YOUR ASSIGNMENT: All lines from the entries below that contain the string "this" should be copied out.

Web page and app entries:
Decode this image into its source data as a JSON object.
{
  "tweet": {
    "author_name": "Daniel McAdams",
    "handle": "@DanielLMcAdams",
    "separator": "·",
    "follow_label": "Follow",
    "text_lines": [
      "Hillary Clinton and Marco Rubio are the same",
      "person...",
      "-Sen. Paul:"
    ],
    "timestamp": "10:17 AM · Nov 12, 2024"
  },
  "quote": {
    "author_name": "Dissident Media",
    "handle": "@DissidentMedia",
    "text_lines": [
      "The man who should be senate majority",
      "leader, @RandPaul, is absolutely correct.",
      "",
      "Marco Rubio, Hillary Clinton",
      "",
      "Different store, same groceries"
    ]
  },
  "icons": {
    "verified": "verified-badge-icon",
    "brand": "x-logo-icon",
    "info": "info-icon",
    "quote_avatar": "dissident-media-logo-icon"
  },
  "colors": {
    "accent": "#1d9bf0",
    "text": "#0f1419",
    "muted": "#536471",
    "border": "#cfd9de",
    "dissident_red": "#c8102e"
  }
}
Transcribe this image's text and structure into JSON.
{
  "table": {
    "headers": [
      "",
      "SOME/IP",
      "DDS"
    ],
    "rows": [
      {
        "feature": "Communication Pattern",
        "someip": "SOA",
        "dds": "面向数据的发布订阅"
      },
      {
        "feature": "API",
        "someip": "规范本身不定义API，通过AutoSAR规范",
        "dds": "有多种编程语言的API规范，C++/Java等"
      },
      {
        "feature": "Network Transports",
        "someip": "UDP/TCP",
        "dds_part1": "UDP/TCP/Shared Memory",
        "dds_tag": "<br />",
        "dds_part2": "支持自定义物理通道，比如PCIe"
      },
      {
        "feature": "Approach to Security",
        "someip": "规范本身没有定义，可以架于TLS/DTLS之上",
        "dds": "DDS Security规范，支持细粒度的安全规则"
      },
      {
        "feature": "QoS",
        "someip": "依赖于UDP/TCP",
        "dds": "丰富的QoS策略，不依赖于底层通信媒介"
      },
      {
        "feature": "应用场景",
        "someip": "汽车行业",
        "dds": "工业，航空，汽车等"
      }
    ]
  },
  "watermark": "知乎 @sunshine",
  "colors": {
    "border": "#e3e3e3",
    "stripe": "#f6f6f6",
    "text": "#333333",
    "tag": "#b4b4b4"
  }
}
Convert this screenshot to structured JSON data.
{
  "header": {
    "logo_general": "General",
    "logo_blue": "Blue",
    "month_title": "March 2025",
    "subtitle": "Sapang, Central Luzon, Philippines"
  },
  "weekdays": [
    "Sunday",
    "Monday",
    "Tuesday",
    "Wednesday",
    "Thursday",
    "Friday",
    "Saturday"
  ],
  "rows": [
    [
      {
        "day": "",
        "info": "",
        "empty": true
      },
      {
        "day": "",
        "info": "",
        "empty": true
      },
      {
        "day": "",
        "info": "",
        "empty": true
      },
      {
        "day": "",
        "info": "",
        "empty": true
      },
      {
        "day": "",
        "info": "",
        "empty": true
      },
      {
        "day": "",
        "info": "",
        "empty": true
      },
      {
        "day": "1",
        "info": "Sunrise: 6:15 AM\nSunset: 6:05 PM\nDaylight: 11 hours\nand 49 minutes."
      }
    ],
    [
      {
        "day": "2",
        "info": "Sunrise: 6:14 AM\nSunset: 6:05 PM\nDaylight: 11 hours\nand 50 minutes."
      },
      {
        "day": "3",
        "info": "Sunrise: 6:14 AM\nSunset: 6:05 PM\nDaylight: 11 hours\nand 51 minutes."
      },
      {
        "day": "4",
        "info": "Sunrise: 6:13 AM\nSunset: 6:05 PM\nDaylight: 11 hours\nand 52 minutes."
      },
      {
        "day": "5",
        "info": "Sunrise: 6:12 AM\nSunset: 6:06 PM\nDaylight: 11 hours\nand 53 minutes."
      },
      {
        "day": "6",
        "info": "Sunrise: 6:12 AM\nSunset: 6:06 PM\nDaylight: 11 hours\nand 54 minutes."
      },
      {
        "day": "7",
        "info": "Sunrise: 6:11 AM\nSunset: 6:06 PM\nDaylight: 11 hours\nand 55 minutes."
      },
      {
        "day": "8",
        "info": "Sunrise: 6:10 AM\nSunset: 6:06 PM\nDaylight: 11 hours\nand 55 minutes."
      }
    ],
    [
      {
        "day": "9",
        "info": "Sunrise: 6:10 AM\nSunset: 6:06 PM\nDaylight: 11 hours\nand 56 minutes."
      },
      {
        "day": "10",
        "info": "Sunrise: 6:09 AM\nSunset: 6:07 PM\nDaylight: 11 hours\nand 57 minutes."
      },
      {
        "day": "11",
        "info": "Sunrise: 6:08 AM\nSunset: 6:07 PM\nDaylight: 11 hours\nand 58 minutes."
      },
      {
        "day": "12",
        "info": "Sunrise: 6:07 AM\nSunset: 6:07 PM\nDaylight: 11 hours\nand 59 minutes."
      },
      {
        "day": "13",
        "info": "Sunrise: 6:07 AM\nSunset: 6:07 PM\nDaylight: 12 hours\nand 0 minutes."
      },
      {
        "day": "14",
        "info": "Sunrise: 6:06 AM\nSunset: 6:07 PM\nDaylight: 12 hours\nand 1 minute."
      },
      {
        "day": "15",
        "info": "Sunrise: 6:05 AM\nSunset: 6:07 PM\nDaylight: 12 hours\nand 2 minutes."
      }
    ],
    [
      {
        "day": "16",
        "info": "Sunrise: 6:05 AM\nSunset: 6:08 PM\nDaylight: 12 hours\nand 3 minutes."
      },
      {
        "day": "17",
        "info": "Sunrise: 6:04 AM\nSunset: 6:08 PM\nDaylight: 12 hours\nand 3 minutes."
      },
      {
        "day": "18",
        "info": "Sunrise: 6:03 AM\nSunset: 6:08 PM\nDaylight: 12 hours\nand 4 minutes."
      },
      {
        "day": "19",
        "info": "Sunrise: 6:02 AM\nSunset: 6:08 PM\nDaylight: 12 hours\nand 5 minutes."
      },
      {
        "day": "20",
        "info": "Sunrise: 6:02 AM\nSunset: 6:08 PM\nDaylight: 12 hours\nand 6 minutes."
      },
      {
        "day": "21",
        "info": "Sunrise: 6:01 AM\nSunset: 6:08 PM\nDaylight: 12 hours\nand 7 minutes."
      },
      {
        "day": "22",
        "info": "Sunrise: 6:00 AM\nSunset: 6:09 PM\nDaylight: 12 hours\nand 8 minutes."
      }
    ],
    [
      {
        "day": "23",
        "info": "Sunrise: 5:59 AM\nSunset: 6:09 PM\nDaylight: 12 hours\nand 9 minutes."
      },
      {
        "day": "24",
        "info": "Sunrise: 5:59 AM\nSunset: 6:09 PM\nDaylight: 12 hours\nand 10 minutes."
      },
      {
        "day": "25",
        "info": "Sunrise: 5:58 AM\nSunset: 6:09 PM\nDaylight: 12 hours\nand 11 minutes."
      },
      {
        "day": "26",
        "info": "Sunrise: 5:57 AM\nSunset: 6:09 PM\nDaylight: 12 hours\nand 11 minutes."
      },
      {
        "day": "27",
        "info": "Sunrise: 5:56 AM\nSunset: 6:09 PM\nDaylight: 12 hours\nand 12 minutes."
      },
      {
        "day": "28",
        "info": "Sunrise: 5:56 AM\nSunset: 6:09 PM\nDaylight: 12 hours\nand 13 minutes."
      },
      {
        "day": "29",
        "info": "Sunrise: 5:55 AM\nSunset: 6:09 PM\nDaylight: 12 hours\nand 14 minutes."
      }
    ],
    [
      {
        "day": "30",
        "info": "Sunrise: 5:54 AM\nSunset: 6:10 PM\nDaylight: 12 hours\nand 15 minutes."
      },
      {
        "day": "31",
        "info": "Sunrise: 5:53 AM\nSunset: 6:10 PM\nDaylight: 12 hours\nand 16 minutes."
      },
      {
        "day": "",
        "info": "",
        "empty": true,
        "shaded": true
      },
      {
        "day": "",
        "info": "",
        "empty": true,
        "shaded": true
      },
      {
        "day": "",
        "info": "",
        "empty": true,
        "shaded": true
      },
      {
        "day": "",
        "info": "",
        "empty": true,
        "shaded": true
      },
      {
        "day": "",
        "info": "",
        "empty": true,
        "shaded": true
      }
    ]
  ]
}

TASK SOLUTION:
Decode this image into its source data as a JSON object.
Transcribe this image's text and structure into JSON.
Convert this screenshot to structured JSON data.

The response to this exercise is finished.